Theoretical approaches aimed at the understanding of population level criminal offending and victimization generally revolve around two major criminological theories: Social disorganization and routine activities/lifestyle theories. These theoretical frameworks were developed and have been examined extensively in a Western context (primarily in the U.S.) and provide evidence of both individual and aggregate indicators for the explanation of variations in crime. More recently, these approaches have been extended to the Eastern context as increasing numbers of studies have been conducted outside of the U.S. This application is relatively recent and the literature has yet to find conclusive supporting evidence for these ecological theories on crime due to the inconclusive and inconsistent results, which tend to vary by country. This dissertation contributes to this line of research by testing the applicability of these theoretical approaches to South Korea using 7 sets of data from the Korean Criminal Victimization Survey (KCVS) from 1993 to 2010.

The results provide evidence of the utility of these approaches in the context of South Korea with variation by level of analysis and year that can be explained by understanding the recent social/political history of South Korea.
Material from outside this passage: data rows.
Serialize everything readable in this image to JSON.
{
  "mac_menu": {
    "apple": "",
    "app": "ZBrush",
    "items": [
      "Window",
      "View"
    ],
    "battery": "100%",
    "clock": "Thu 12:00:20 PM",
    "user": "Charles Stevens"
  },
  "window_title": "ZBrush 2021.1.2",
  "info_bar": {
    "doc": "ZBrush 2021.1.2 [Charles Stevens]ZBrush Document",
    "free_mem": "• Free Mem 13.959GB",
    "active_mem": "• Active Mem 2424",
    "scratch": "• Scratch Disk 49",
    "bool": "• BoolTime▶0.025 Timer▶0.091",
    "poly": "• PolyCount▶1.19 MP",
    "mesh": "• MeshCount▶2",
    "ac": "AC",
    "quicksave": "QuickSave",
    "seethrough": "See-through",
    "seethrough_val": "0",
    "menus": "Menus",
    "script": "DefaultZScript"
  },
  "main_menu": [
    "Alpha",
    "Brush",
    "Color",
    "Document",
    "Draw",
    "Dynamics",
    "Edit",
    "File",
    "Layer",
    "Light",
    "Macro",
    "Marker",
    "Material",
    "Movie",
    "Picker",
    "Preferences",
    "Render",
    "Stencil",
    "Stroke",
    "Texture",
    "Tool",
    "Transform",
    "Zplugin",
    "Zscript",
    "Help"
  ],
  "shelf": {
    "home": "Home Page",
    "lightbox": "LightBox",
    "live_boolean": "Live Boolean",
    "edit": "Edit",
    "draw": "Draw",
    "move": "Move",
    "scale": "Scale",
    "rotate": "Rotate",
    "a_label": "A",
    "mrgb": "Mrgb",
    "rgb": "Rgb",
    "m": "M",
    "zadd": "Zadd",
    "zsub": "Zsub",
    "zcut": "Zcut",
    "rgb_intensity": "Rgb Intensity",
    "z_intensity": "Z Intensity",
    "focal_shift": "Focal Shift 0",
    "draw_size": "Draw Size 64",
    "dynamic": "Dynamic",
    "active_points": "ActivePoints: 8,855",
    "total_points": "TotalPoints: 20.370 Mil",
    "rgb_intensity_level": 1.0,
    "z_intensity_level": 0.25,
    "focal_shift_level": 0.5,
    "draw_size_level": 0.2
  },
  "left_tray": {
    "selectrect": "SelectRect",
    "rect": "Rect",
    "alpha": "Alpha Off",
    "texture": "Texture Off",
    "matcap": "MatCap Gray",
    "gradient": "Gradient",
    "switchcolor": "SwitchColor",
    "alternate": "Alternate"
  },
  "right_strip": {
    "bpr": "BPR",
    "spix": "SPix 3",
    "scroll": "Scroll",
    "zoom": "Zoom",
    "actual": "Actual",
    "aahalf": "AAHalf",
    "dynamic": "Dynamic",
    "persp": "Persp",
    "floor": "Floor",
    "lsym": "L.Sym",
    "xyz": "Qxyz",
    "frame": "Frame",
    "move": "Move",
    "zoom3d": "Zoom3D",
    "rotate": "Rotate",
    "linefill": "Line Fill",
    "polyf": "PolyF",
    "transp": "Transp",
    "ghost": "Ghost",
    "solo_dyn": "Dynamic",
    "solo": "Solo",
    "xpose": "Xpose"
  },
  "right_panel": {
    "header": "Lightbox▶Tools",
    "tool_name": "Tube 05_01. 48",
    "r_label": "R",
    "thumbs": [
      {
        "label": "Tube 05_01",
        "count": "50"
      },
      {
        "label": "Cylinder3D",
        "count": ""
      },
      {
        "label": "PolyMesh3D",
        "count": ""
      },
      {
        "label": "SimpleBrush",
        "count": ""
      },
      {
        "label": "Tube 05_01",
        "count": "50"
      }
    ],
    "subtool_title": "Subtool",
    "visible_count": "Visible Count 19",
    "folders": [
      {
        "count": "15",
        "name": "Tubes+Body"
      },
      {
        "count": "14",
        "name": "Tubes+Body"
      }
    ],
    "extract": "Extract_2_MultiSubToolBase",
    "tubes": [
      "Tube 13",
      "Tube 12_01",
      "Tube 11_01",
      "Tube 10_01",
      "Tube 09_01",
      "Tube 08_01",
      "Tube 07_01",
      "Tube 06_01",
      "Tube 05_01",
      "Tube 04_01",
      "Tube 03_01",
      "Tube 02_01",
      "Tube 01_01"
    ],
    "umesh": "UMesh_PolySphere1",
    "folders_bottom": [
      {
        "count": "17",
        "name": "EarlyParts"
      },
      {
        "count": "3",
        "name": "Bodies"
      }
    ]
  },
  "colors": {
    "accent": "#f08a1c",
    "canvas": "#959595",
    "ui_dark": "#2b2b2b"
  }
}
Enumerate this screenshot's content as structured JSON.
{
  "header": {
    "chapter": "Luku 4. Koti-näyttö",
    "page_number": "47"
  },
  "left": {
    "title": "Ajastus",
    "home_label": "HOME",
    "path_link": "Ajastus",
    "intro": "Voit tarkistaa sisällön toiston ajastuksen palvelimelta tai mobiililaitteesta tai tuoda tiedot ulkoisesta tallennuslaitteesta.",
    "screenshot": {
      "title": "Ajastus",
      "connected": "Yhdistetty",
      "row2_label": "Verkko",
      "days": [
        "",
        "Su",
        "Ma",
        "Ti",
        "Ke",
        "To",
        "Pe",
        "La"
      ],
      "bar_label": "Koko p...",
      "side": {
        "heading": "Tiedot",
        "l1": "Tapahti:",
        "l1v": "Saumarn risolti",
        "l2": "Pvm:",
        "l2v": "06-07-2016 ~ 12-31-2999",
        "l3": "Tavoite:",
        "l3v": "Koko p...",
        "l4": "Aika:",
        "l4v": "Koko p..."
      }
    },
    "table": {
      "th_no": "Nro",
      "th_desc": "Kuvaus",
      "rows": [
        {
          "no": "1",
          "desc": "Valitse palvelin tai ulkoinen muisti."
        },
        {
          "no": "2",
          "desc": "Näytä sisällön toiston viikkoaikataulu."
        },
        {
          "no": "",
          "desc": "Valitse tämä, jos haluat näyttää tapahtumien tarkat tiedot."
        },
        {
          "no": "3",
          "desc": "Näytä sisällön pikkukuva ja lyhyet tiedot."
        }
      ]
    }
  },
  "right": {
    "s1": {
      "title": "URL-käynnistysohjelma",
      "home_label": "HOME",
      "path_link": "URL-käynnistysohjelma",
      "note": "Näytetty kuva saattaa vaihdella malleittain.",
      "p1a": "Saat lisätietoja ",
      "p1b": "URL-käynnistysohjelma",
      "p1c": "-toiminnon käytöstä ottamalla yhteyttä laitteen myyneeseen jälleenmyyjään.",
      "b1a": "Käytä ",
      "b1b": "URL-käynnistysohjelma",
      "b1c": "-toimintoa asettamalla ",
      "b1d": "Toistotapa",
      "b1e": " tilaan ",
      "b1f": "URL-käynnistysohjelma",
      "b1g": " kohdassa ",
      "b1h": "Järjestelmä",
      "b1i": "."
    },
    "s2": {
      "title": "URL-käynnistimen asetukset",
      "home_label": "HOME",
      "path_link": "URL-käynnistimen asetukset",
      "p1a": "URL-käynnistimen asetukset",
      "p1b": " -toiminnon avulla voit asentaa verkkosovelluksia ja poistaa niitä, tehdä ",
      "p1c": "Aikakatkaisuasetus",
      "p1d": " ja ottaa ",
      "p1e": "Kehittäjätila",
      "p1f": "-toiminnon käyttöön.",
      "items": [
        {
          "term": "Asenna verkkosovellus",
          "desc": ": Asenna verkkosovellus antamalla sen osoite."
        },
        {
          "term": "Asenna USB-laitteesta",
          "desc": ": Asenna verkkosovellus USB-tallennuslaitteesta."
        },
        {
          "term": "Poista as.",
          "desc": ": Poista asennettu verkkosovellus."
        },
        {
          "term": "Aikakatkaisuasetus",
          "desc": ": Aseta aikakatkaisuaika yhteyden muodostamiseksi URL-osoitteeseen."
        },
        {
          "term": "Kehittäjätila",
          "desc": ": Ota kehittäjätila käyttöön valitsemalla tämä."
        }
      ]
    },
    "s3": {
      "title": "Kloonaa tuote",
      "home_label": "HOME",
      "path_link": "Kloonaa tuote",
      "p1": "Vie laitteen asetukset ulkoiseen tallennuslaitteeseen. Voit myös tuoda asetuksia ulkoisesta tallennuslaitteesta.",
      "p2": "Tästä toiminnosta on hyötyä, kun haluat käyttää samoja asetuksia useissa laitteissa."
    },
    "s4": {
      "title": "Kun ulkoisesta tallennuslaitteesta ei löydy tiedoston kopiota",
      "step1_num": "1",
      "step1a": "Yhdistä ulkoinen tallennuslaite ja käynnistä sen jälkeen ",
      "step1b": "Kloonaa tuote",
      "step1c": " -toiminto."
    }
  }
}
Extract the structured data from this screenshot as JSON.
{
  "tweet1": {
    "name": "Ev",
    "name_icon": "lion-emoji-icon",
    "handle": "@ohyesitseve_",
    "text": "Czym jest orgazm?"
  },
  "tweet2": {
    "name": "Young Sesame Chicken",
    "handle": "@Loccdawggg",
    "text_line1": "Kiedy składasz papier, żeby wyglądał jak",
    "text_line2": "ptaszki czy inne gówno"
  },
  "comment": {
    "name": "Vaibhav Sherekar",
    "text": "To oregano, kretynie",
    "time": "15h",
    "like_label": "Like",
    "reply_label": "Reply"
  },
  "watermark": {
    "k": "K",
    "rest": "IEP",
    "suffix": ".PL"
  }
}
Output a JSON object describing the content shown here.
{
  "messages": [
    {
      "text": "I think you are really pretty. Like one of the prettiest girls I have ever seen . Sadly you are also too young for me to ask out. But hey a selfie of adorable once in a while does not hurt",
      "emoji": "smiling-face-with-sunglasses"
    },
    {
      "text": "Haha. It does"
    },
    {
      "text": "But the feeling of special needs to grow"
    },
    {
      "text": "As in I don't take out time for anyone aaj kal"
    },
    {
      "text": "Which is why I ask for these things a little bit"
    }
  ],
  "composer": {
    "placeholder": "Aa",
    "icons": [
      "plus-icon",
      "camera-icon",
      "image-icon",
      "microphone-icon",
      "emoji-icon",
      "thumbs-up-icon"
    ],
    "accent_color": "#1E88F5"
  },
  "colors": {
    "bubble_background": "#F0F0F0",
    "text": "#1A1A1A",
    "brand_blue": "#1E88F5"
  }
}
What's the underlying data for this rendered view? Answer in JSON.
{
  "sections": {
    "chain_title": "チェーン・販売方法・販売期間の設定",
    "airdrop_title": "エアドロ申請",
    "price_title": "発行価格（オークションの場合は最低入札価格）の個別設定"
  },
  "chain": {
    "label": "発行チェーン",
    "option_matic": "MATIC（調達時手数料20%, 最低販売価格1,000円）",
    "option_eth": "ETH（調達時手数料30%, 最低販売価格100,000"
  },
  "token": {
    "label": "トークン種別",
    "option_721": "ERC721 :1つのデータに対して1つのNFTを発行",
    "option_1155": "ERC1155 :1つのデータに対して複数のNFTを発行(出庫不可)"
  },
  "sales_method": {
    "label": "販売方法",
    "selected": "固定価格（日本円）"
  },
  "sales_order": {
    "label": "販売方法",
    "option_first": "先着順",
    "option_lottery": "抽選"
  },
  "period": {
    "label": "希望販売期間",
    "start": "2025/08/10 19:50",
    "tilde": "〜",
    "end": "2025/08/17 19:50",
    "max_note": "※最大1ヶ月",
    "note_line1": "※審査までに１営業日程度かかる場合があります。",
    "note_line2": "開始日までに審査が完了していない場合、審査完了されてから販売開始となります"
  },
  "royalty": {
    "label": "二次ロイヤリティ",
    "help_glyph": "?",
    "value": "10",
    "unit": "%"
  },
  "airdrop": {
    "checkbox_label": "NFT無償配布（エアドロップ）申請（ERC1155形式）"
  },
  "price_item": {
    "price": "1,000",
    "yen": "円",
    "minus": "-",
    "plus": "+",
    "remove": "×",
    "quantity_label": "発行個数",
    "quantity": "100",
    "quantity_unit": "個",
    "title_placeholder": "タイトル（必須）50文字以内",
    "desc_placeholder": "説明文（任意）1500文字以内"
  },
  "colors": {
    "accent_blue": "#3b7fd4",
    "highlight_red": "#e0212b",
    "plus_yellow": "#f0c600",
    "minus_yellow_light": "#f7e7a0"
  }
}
For instance, higher collective efficacy at the macro level was associated with lower victimization over all years in the study with the exception of the year after the national financial crisis in 1997. Also, high personal target suitability levels at the individual level were related to a high likelihood of personal victimization while the household guardianship indicator reduced household victimization. Additionally, sensitivity analysis helped to identify the proper time-lag associated with the effect of ecological variables on victimization. In sum, this dissertation found valuable evidence for ecological theories on crime and victimization associated with the cultural context of South Korea within a recent temporal perspective.